The Northeast Center for Occupational Health and Safety (NEC) is an agricultural education, research, and prevention center funded by the National Institute for Occupational Safety and Health (NIOSH). NEC aims to reduce occupational injuries in agriculture, forestry, and commercial fishing (AFF) sectors in the Northeastern US, from Maine through West Virginia. NEC has been awarded funding in five-year cycles, with the most recent cycle starting in September 2016.
CERI conducts quarterly data collection with NEC researchers to track project progress and documented intermediate outcomes as well as success stories.
CERI was funded to evaluate the newly funded Otsego County Systems of Care (SOC) grant funded by the Substance Abuse and Mental Health Services Administration (SAMHSA). The goal of this five year - 1 million dollar per year – federal grant is to develop a system of care for preventing and treating youth mental health problems and supporting their families. The SOC serves children from birth to age 5 years through the newly formed collaborative hub of integrated community empowerment services (CHOICES) program. Family Resource Network, Inc. (FRN), a member of Families Together New York, leads the Otsego County’s SOC expansion and enhancements for birth – age 5 children and families with a special need. Youth ages 5 to 21 years will be served through the newly formed Behavioral Health Resource Center (BHRC) located at the Otsego Northern Catskill Board of Cooperative Educational Services (ONC BOCES) in Milford.

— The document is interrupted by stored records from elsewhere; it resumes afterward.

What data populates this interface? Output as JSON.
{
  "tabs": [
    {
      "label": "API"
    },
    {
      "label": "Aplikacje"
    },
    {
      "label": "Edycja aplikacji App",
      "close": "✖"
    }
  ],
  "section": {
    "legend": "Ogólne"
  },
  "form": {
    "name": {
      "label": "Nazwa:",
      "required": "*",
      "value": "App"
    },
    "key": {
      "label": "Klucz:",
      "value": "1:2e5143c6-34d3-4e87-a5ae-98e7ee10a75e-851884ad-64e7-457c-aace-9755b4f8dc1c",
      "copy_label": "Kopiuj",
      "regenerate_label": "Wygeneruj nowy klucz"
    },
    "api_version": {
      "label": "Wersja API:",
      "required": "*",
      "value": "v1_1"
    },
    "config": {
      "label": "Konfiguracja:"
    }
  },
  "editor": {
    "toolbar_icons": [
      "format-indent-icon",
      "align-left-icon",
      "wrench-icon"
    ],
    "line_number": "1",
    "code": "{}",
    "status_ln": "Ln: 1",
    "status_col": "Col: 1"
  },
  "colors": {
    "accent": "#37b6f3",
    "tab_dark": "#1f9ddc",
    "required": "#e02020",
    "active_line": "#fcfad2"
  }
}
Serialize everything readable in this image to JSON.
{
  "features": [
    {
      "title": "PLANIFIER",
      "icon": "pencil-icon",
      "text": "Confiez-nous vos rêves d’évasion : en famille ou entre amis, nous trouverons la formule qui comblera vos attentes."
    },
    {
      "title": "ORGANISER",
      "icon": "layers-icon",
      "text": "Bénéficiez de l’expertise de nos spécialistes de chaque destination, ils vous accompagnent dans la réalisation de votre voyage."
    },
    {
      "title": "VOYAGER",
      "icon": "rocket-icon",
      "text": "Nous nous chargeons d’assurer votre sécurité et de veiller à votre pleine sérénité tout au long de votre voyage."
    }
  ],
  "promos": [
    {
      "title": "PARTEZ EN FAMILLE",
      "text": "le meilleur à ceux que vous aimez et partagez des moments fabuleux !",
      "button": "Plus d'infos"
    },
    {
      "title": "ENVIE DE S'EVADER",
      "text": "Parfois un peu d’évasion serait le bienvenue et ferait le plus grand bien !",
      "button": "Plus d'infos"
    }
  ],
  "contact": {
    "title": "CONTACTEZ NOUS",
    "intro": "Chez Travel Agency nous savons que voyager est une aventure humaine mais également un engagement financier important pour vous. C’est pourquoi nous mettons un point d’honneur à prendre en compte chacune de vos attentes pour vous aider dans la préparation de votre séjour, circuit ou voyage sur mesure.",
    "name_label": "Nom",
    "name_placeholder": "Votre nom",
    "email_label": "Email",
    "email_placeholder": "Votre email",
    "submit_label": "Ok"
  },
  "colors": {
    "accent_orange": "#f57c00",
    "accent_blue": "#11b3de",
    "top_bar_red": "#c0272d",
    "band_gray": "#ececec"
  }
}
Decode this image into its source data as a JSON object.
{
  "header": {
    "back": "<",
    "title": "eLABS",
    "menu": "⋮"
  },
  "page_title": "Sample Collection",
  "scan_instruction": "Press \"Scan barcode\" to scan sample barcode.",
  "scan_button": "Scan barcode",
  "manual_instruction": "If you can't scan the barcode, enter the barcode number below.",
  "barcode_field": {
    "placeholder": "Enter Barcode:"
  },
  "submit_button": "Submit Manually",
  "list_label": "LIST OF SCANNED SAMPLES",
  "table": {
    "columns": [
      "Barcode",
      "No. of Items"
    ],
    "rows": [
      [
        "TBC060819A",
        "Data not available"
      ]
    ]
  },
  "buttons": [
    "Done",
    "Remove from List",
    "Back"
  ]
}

The goals of the SOC include creating clinical linkage through increasing early identification of youth at risk of developing and/or experiencing serious emotional or mental problems or substance abuse, facilitating linkage to services for families, and implementing Evidence-Based Practices. The BHRC will be a hub for educators, health and service providers, families and students to access an array of resources that will include assessment, treatment, family support, peer services, prevention, early intervention, training, education, juvenile justice support, social services, and crisis services.
CERI conducts data collection, entry, and analysis to evaluate the SOC social network and a cultural competence self-assessment survey will include all SOC partners. CERI closely follows the implementation of the SOC as it relates to its logic model. CERI also completed an SNA of the CHOICES component of the SOC to help guide its development.
Anne Gadomski, MD, MPH
Melissa Scribani, MPH
Nancy Tallman, BS